There are a few things worth noting about the Koss Tugo's design. First, though the earcups are cushioned with a soft leatherette padding, the fit is pretty tight and can put some pressure on the jaw. Proper adjustment should alleviate this for the most part, but if you wear post earrings, you'll need to take them out for comfort--there's no getting around that. Also, while the headphones are closed-back in design, sound does leak out at high volumes. They still do a good job at blocking external noise for the listener, though. Finally, we think the cordless design is great, but an option to attach an audio cable--and thus an external sound source--would be nice.

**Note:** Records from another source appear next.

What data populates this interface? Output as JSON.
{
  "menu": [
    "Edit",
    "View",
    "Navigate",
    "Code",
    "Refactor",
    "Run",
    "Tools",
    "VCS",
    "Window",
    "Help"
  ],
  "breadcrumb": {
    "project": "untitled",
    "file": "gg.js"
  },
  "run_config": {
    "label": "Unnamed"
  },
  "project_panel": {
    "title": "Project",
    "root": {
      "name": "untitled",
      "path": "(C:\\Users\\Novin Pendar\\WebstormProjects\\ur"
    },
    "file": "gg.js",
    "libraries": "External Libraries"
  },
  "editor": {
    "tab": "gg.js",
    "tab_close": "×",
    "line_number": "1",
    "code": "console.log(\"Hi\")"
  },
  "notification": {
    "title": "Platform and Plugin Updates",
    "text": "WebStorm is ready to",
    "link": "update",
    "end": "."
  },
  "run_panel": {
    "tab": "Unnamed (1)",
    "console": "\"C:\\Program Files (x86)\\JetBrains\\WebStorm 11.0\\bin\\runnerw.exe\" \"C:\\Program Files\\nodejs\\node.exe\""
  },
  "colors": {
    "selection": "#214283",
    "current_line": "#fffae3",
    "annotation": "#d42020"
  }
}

Considering the price and the fact the MP3 player offers only 512MB of memory, we'd like to be able to attach another player and use the Tugo as standard headphones.

The Koss Tugo is predictably light on features. There's no screen, no support for playlists or protected music, and no shuffle option. The player mounts as removable storage on either a Mac or a Windows machine, and you can use Finder or Explorer, respectively, to transfer files via drag-and-drop. The Tugo also works with Windows Media jukeboxes such as Rhapsody, and it supports both MP3 and WMA files. There is some song organization on the device, but it is all alphabetical--either by artist and album if you transfer using a jukebox, or by track name and number if you use drag-and-drop with individual songs. Thus, you can order songs as you prefer by appending numbers to the beginning, or by creating alphabetical playlist folders.

Those who can get past the Tugo's limited memory and high price tag will be rewarded with rich, clear-sounding audio. Perhaps due to the same unseen opening that allows for sound leakage, the headphones seem to offer wider, more open sound than some of their full-size counterparts. Also, the fact that the speakers are not pressed directly against the ear undoubtedly helps with this. The Tugo offers impressive bass response and nice, warm mids. The rated battery life of 10 hours isn't spectacular, but it's pretty typical for this form factor.


Koss Tugo

Score Breakdown

Design 7Features 6Performance 8